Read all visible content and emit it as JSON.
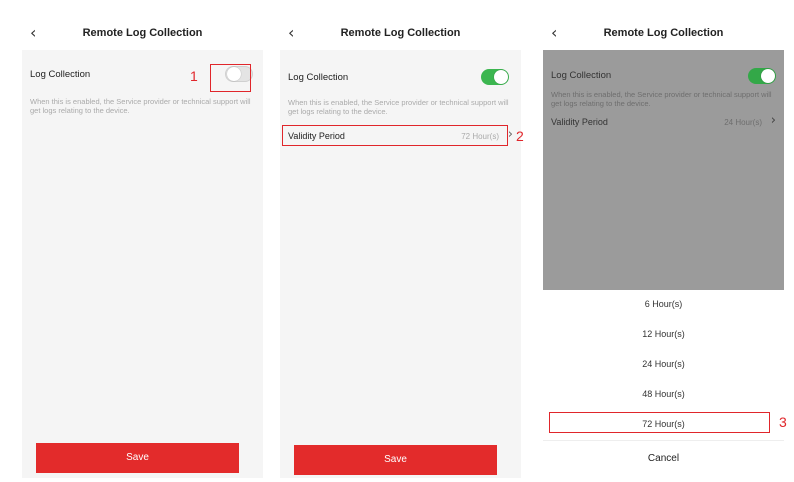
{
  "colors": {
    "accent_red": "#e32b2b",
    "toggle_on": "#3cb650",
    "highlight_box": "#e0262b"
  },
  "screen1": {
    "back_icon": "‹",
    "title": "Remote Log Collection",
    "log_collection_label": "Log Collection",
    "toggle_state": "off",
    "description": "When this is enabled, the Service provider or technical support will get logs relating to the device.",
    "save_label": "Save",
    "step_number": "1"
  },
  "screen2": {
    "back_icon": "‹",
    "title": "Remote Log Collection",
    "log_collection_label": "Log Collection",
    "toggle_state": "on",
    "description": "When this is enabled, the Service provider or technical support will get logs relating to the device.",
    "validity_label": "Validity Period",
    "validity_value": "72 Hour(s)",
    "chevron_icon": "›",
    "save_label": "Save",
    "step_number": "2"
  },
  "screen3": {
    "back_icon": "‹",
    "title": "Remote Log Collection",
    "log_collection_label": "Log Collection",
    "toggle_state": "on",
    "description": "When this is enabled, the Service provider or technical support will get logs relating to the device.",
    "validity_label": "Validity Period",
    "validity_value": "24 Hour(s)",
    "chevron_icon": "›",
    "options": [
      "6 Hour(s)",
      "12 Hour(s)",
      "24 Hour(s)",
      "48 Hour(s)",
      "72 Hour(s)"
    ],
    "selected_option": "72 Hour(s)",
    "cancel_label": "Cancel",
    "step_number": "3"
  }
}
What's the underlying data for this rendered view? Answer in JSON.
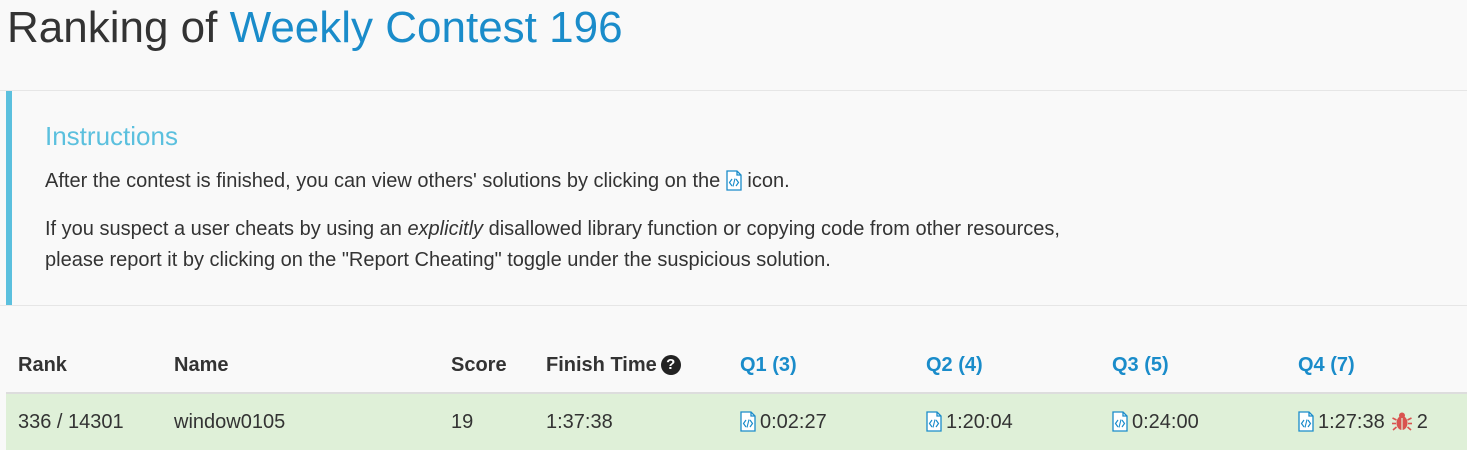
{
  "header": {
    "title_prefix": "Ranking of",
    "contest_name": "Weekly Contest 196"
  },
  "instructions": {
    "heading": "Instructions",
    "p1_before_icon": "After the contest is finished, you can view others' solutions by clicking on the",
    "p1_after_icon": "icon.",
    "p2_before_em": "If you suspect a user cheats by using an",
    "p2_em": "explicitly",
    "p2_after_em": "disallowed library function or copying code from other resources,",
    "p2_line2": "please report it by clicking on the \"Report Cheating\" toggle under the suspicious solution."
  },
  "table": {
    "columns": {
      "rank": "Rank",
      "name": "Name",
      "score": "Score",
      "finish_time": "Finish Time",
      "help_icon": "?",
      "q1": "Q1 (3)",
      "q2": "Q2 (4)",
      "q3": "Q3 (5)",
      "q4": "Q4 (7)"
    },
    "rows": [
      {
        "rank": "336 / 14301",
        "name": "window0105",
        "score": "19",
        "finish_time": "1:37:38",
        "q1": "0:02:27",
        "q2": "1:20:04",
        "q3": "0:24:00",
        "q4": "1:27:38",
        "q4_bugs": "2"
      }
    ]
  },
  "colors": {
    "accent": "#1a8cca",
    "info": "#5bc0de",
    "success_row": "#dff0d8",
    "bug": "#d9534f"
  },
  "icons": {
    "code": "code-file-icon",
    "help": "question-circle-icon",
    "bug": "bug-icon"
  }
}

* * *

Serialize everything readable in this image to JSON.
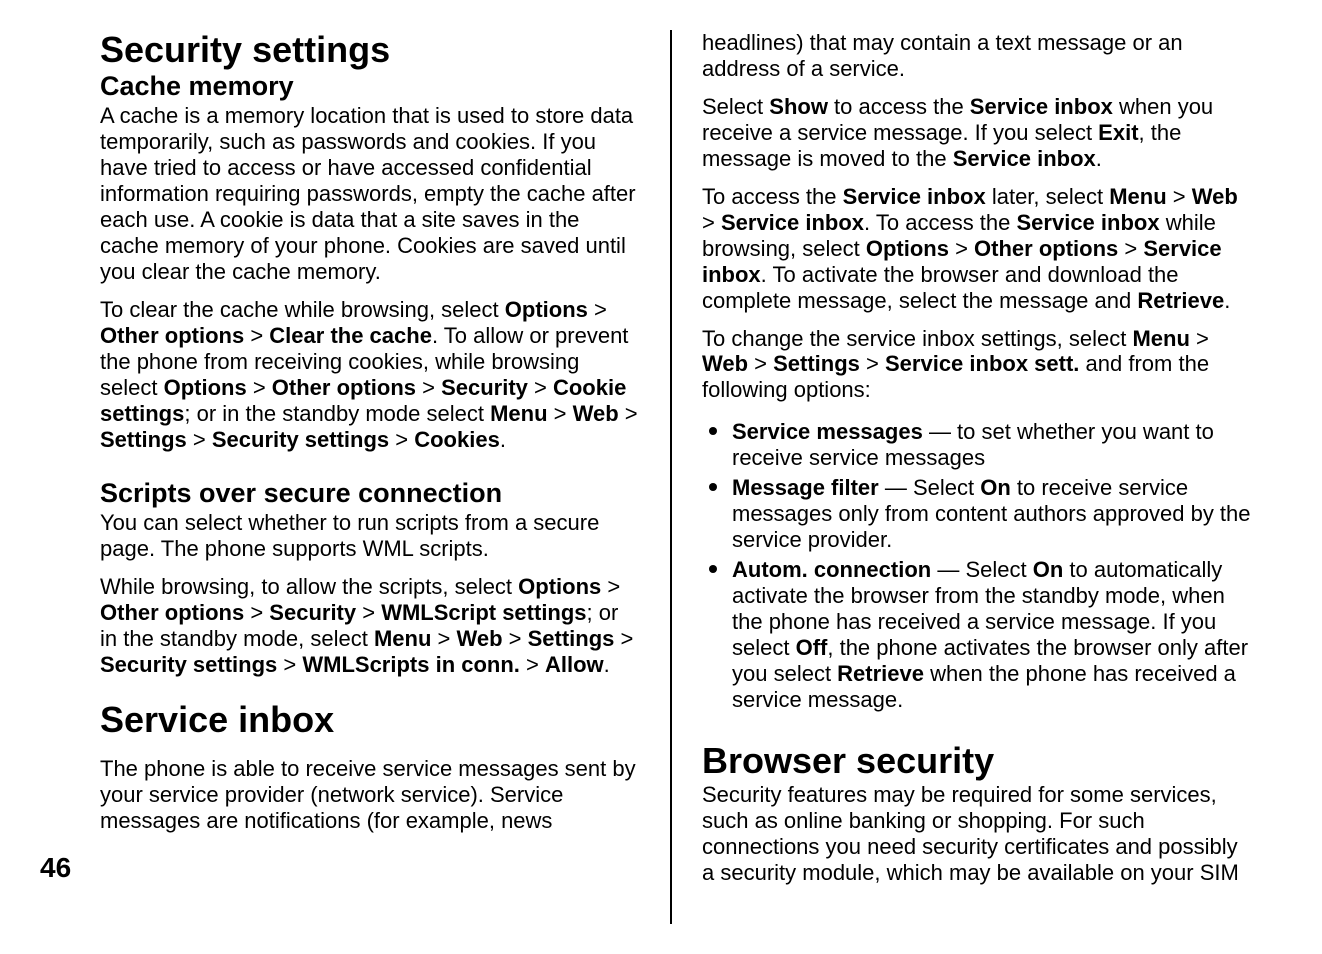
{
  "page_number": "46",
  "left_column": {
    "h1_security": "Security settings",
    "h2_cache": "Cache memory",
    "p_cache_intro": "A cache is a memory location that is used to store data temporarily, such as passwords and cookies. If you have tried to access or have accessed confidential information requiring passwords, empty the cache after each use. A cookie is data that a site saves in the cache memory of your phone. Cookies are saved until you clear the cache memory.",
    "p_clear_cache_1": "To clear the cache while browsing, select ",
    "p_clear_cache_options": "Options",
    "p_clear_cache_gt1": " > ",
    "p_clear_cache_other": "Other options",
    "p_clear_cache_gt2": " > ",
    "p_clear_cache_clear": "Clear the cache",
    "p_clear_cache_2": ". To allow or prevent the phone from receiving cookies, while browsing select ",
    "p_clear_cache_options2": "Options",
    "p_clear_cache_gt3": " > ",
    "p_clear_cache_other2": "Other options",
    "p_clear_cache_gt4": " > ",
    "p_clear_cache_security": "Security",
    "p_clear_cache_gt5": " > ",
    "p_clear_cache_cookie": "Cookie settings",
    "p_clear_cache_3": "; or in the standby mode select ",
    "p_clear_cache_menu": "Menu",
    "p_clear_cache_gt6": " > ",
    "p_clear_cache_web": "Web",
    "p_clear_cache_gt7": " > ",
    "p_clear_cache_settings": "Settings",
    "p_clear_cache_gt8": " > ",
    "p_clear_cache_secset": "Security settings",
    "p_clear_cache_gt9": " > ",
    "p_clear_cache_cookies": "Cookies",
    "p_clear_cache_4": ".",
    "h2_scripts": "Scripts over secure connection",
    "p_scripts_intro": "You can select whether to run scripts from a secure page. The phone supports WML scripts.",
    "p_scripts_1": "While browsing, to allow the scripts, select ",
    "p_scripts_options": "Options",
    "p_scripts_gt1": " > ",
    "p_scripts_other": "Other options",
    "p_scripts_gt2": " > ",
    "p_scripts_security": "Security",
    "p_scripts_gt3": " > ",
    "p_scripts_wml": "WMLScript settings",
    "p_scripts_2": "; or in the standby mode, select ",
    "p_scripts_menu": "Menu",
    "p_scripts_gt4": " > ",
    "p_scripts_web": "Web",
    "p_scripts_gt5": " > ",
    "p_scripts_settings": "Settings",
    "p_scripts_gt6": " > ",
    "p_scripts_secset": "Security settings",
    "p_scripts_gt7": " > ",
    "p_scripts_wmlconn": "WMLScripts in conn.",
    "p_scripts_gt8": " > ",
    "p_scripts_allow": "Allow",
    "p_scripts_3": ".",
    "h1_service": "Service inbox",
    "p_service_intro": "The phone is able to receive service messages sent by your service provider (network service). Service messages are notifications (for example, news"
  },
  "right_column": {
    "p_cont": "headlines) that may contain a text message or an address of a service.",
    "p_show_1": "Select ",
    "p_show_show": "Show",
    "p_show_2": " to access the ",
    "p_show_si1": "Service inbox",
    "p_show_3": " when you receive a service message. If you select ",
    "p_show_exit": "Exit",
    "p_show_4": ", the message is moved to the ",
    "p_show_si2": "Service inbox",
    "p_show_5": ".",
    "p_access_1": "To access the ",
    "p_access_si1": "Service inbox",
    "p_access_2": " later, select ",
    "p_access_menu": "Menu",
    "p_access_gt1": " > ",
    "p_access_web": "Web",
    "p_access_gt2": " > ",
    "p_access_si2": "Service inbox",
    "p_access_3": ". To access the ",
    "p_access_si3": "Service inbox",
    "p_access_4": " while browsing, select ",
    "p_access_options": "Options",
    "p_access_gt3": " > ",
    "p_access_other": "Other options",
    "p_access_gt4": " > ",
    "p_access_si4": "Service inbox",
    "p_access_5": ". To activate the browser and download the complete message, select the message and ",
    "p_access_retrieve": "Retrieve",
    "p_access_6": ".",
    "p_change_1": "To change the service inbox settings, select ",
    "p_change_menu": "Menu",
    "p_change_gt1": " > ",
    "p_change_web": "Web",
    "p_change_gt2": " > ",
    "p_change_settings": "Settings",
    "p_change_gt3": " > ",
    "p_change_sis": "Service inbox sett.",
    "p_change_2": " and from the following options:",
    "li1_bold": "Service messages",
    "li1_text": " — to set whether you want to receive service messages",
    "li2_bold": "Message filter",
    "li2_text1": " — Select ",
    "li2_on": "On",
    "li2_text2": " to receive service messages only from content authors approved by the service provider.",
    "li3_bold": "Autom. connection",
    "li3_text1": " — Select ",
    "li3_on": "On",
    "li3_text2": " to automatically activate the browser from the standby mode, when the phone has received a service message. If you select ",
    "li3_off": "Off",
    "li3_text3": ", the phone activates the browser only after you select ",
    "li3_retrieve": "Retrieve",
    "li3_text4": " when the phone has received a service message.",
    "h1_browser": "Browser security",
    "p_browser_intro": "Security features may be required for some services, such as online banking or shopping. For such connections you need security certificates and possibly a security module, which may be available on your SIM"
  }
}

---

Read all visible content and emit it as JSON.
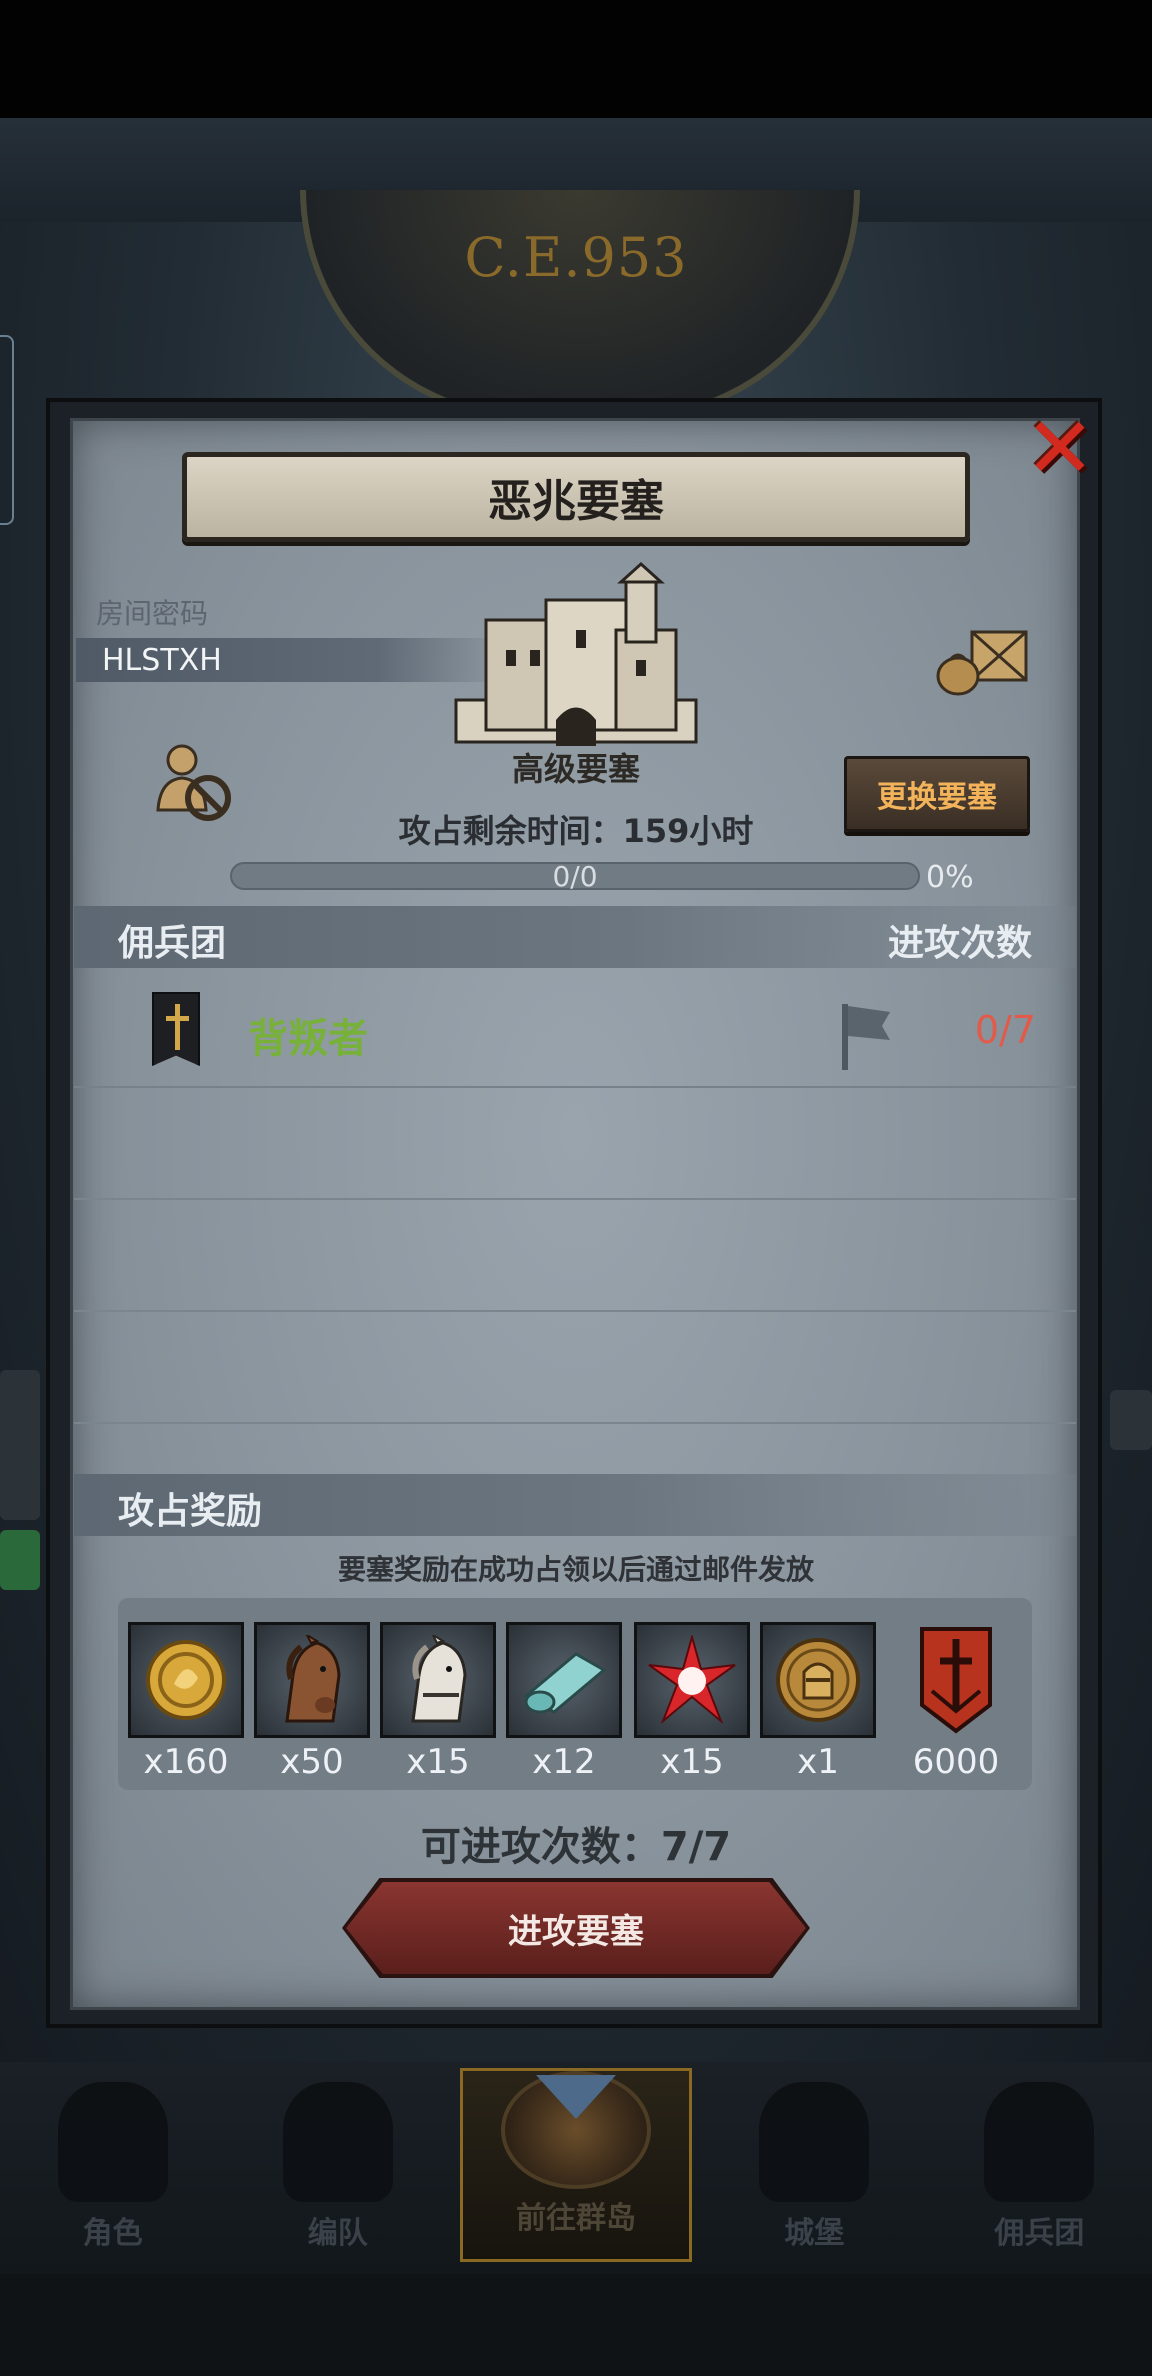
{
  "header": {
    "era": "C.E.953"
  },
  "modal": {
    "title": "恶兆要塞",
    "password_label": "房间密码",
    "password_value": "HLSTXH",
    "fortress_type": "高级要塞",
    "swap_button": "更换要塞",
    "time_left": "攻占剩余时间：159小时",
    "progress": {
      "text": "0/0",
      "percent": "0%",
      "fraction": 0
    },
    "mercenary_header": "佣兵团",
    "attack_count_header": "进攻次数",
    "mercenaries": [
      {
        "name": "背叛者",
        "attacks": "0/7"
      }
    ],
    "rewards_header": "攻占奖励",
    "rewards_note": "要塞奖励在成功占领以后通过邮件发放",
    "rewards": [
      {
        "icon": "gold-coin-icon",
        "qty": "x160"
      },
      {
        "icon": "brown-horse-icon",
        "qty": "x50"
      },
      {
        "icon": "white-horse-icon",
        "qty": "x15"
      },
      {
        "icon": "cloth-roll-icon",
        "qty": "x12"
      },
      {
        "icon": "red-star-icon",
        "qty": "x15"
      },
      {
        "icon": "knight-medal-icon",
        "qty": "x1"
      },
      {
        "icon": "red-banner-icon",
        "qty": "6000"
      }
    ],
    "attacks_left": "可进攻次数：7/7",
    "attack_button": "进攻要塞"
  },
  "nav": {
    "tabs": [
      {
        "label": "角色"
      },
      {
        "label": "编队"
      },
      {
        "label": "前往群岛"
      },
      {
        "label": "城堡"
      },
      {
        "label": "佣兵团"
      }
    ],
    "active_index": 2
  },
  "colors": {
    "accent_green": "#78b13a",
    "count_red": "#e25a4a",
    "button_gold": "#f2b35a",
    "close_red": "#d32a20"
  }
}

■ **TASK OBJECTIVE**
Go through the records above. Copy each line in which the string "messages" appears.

■ **EXERCISE SOLUTION**
    "p_service_intro": "The phone is able to receive service messages sent by your service provider (network service). Service messages are notifications (for example, news"
    "li1_bold": "Service messages",
    "li1_text": " — to set whether you want to receive service messages",
    "li2_text2": " to receive service messages only from content authors approved by the service provider.",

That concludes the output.